> WHAT YOU WILL DO:
Each line of the data below goes into the copy exactly; pictures do not.

**** ENTRIES PROVIDED

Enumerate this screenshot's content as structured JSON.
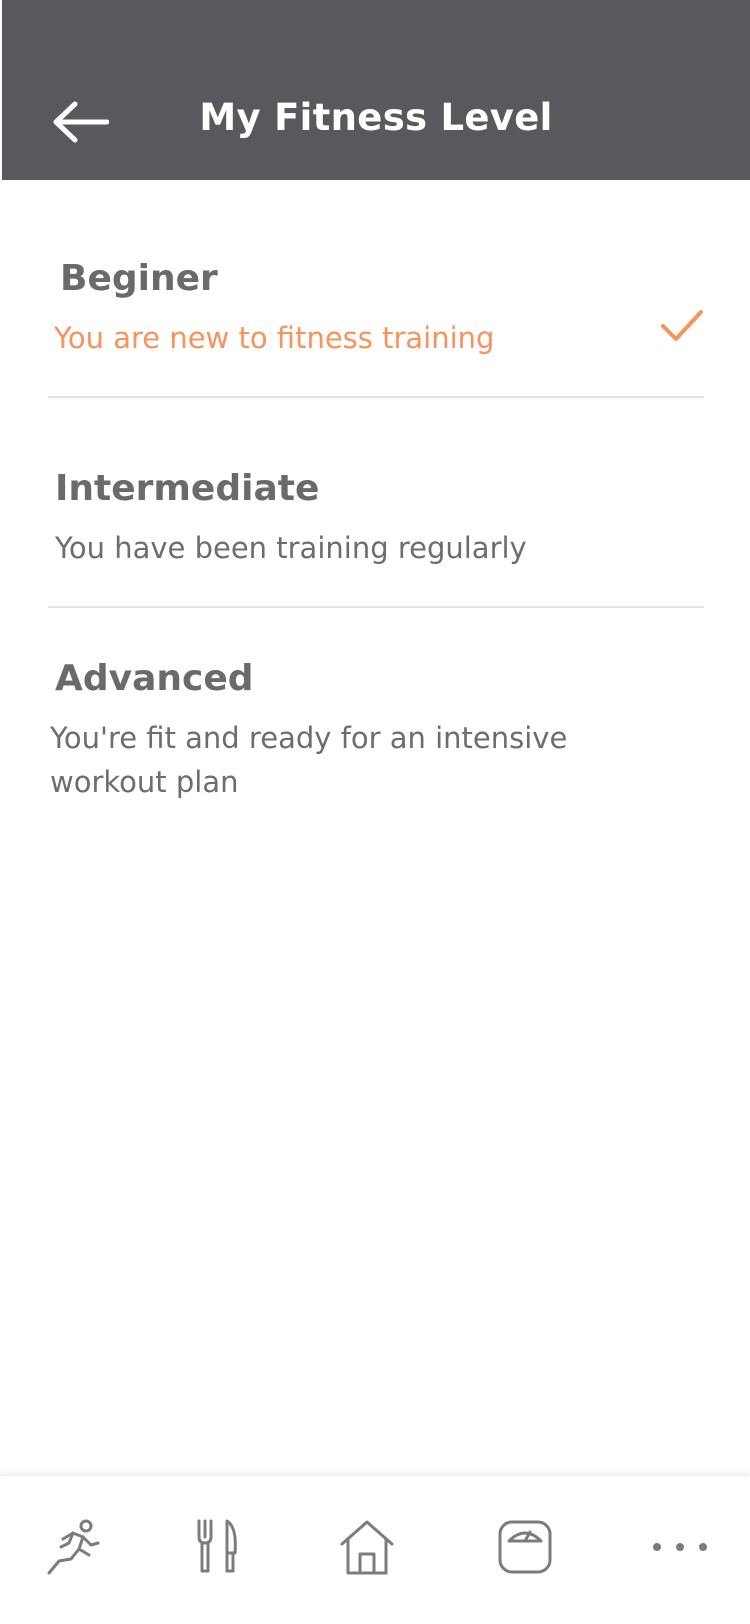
{
  "header": {
    "title": "My Fitness Level",
    "back_icon": "arrow-left-icon"
  },
  "levels": [
    {
      "name": "Beginer",
      "description": "You are new to fitness training",
      "selected": true
    },
    {
      "name": "Intermediate",
      "description": "You have been training regularly",
      "selected": false
    },
    {
      "name": "Advanced",
      "description": "You're fit and ready for an intensive workout plan",
      "selected": false
    }
  ],
  "colors": {
    "header_bg": "#58595c",
    "accent": "#f7935b",
    "text": "#6b6b6b",
    "divider": "#e4e4e4"
  },
  "bottom_nav": [
    {
      "icon": "running-icon"
    },
    {
      "icon": "fork-knife-icon"
    },
    {
      "icon": "home-icon"
    },
    {
      "icon": "scale-icon"
    },
    {
      "icon": "more-icon"
    }
  ]
}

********

> REPLY TO THE EXERCISE:
Enumerate this screenshot's content as structured JSON.
{
  "header": {
    "title": "My Fitness Level",
    "back_icon": "arrow-left-icon"
  },
  "levels": [
    {
      "name": "Beginer",
      "description": "You are new to fitness training",
      "selected": true
    },
    {
      "name": "Intermediate",
      "description": "You have been training regularly",
      "selected": false
    },
    {
      "name": "Advanced",
      "description": "You're fit and ready for an intensive workout plan",
      "selected": false
    }
  ],
  "colors": {
    "header_bg": "#58595c",
    "accent": "#f7935b",
    "text": "#6b6b6b",
    "divider": "#e4e4e4"
  },
  "bottom_nav": [
    {
      "icon": "running-icon"
    },
    {
      "icon": "fork-knife-icon"
    },
    {
      "icon": "home-icon"
    },
    {
      "icon": "scale-icon"
    },
    {
      "icon": "more-icon"
    }
  ]
}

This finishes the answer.